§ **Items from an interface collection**
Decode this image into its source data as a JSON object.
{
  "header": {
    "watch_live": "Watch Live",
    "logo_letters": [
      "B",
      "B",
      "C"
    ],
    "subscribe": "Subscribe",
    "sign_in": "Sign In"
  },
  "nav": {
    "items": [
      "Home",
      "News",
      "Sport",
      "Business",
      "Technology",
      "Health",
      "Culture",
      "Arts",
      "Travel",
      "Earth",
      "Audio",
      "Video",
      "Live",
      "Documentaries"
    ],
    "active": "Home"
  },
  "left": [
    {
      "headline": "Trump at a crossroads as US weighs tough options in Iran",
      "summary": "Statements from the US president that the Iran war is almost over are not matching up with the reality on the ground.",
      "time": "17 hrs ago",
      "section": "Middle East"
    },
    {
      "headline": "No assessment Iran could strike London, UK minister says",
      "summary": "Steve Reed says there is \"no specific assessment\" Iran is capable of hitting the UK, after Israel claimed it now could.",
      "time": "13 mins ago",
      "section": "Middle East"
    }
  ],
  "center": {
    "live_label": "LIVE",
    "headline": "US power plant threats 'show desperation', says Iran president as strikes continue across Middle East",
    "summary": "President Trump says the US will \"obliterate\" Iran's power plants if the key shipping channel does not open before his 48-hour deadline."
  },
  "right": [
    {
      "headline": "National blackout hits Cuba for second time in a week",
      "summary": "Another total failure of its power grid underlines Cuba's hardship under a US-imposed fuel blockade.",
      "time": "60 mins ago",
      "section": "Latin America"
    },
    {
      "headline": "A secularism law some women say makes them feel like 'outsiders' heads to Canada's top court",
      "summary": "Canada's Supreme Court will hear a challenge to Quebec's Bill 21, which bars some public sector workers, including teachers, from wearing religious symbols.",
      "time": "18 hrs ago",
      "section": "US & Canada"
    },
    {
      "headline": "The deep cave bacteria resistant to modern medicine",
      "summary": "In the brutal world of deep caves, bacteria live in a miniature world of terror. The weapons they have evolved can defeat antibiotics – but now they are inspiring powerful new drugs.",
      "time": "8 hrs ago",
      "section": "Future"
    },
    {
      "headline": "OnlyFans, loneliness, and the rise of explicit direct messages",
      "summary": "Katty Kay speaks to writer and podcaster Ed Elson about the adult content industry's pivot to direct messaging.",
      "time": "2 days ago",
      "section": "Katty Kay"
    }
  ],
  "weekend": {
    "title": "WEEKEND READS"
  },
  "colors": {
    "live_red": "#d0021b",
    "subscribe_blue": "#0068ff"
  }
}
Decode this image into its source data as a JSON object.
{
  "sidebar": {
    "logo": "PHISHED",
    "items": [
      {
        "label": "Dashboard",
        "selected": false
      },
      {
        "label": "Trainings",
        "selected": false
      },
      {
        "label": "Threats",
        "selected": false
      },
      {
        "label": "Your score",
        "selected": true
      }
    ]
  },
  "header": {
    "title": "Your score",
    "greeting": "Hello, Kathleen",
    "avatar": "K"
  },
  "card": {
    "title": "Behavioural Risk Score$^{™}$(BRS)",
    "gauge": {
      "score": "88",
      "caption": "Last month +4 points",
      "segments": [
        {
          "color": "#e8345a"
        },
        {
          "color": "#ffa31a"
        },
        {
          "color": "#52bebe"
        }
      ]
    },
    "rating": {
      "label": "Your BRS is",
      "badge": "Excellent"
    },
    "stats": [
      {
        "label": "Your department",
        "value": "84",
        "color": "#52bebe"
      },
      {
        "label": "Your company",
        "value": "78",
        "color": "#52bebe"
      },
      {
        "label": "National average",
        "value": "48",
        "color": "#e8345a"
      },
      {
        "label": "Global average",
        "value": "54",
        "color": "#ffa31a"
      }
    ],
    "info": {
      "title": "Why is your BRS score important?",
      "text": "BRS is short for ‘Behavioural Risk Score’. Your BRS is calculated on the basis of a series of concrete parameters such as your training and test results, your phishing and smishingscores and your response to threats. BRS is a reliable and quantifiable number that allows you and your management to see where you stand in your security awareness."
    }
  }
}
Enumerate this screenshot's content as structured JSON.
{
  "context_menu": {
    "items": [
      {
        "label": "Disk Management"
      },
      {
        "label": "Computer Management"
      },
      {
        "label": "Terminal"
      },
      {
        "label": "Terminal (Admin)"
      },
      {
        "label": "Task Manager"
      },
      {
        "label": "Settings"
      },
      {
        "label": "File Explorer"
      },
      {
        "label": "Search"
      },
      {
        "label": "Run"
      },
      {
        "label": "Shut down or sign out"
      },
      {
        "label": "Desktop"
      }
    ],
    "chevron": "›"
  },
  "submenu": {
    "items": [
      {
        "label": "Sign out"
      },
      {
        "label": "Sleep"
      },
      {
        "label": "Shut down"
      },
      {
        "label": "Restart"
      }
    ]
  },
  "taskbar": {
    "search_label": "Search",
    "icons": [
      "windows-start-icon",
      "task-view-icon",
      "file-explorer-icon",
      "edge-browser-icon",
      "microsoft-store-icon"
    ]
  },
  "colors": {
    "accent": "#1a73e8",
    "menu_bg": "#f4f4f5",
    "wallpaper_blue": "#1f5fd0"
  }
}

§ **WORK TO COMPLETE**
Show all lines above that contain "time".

§ **RESPONSE TO THIS TASK**
      "time": "17 hrs ago",
      "time": "13 mins ago",
      "headline": "National blackout hits Cuba for second time in a week",
      "time": "60 mins ago",
      "time": "18 hrs ago",
      "time": "8 hrs ago",
      "time": "2 days ago",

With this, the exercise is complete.